The Scene Shop is the latest and by far the coolest resource we have, "your backstage tour of the St. Louis theatre scene," a self-proclaimed fan website, a kind of Entertainment Weekly for local theatre, with news, listings, a calendar, interviews, opinion pieces, a podcast, and lots more. At first, they're just covering professional theatre, but they have plans to expand to cover all local theatre. It may be be just getting started, but already it's such a cool site!

The Regional Arts Commission is the best support system any small theatre ever had. RAC gave New Line our first grant even before we produced our first show. They have always been there for us, and for all the other theatres in town, not just giving out grants, but also offering workshops, panel discussions, office and research resources, even on occasion loans to get a company through a rough patch. RAC's brand new executive director Felicia Shaw has already shaken things up, creating a new funding category for small professional companies, but also re-evaluating everything about RAC's work and our community's needs. Welcome, Felicia!
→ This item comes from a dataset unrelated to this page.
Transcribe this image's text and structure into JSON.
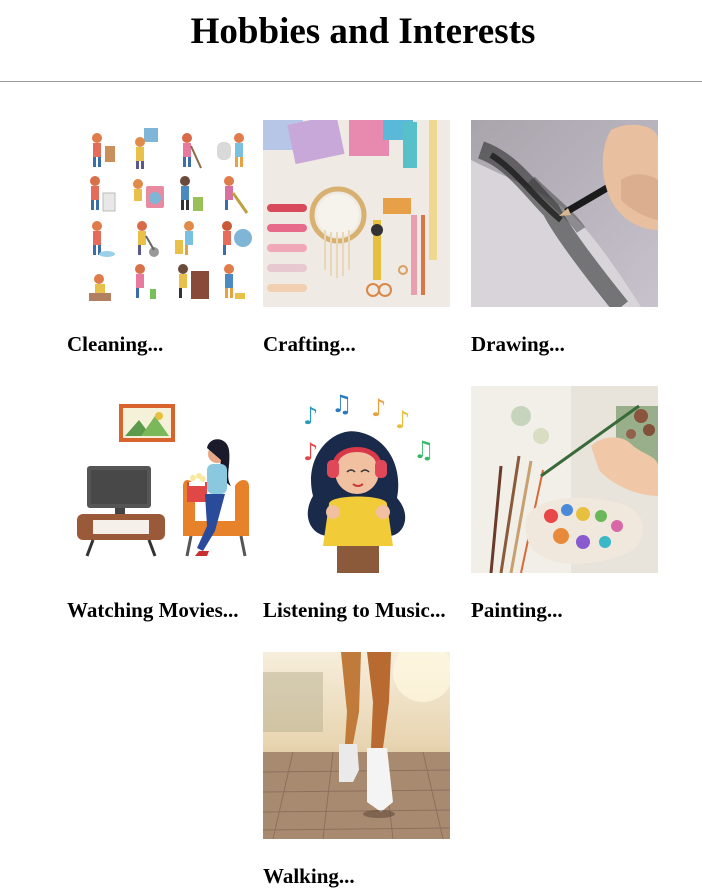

But none of that matters without smart, excited, engaged audiences, and St. Louis audiences are extraordinary. When I used to co-host Break a Leg!, we would often talk with out-of-town actors working at the Rep, and every one of them marveled at the intelligence and focus of the St. Louis audiences, how closely they listen, how they catch so many subtle moments – the tone of voice is always one of gratitude. At New Line, we get every age group from middle school kids to seniors, at every single show we produce, and they are smart and fully tuned in. There's no greater gift to an actor.

It's true that St. Louis doesn't have as many theatres as Chicago, but we're also a smaller city. What we do have is lots of extraordinary work being done by extraordinary artists, for enthusiastic, growing audiences. All the time. So much theatre you can't possibly see it all. Even the reviewers can't see it all. But there's always something exciting going on, and it's rarely expensive.
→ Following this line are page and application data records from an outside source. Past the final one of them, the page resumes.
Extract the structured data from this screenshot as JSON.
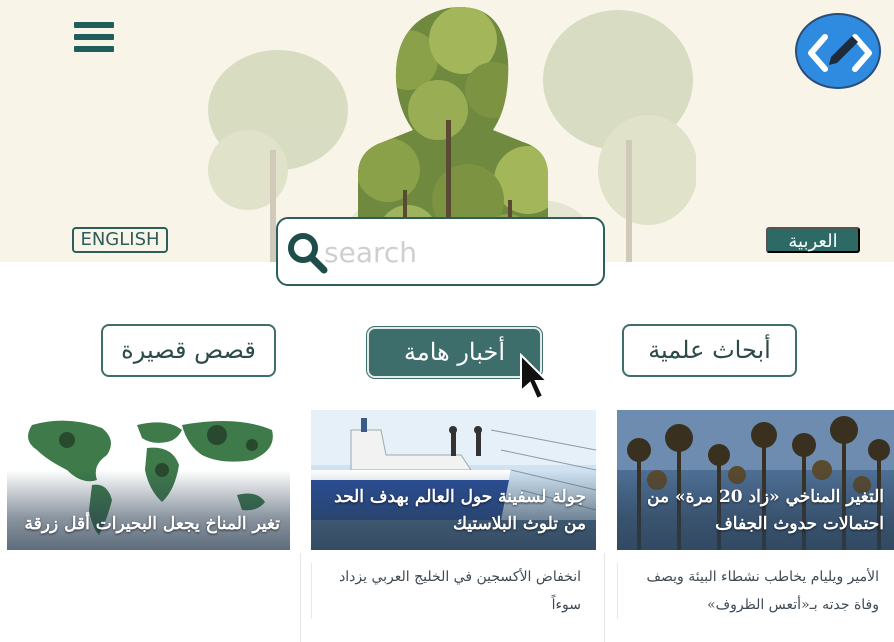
{
  "header": {
    "menu_icon": "hamburger-menu-icon",
    "logo_icon": "code-edit-icon",
    "logo_colors": {
      "fill": "#2f8be0",
      "border": "#2a4e7a"
    },
    "lang_en_label": "ENGLISH",
    "lang_ar_label": "العربية"
  },
  "search": {
    "placeholder": "search",
    "value": "",
    "icon": "search-icon"
  },
  "categories": [
    {
      "label": "قصص قصيرة",
      "active": false
    },
    {
      "label": "أخبار هامة",
      "active": true
    },
    {
      "label": "أبحاث علمية",
      "active": false
    }
  ],
  "articles": [
    {
      "title": "التغير المناخي «زاد 20 مرة» من احتمالات حدوث الجفاف"
    },
    {
      "title": "جولة لسفينة حول العالم بهدف الحد من تلوث البلاستيك"
    },
    {
      "title": "تغير المناخ يجعل البحيرات أقل زرقة"
    }
  ],
  "secondary_articles": [
    {
      "title": "الأمير ويليام يخاطب نشطاء البيئة ويصف وفاة جدته بـ«أتعس الظروف»"
    },
    {
      "title": "انخفاض الأكسجين في الخليج العربي يزداد سوءاً"
    }
  ],
  "colors": {
    "accent": "#3d6e6c",
    "dark_accent": "#1f5e5a",
    "hero_bg": "#f8f4e8"
  }
}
So everything's perfect and we're all awesome! Well, no...

All that said, there are three areas in which our theatre community still has work do do. First, many local companies do well in attracting diverse casts and diverse audiences, and they take that work seriously. But many companies do not, and we have to work on that. Our companies, our staff, our casts, and our audiences should look like our community. Second, it remains almost impossible to get any television coverage of local theatre, beyond the Fox and the Muny, and that must change. Why doesn't local news have an arts block, just like their sports block? After all, the Rep has more subscribers than any of our sports teams. And finally, the biggest challenge is to create a new mindset in everyday St. Louisans, so that when a young couple is looking for something to do on a Friday night, going to the theatre is an obvious and cool option. I don't think that's largely true now, but we can change that.

I think The Scene Shop is going to help with all three of these. They've already announced a panel discussion on race and St. Louis theatre on June 15 at the Marcelle. They plan more events like this.

With The Scene Shop, the Kranzbergs, the Regional Arts Commission, and Judy Newmark all on our side, I've never been more optimistic about the future of the St. Louis theatre scene. And you should be too.

Long Live the Musical!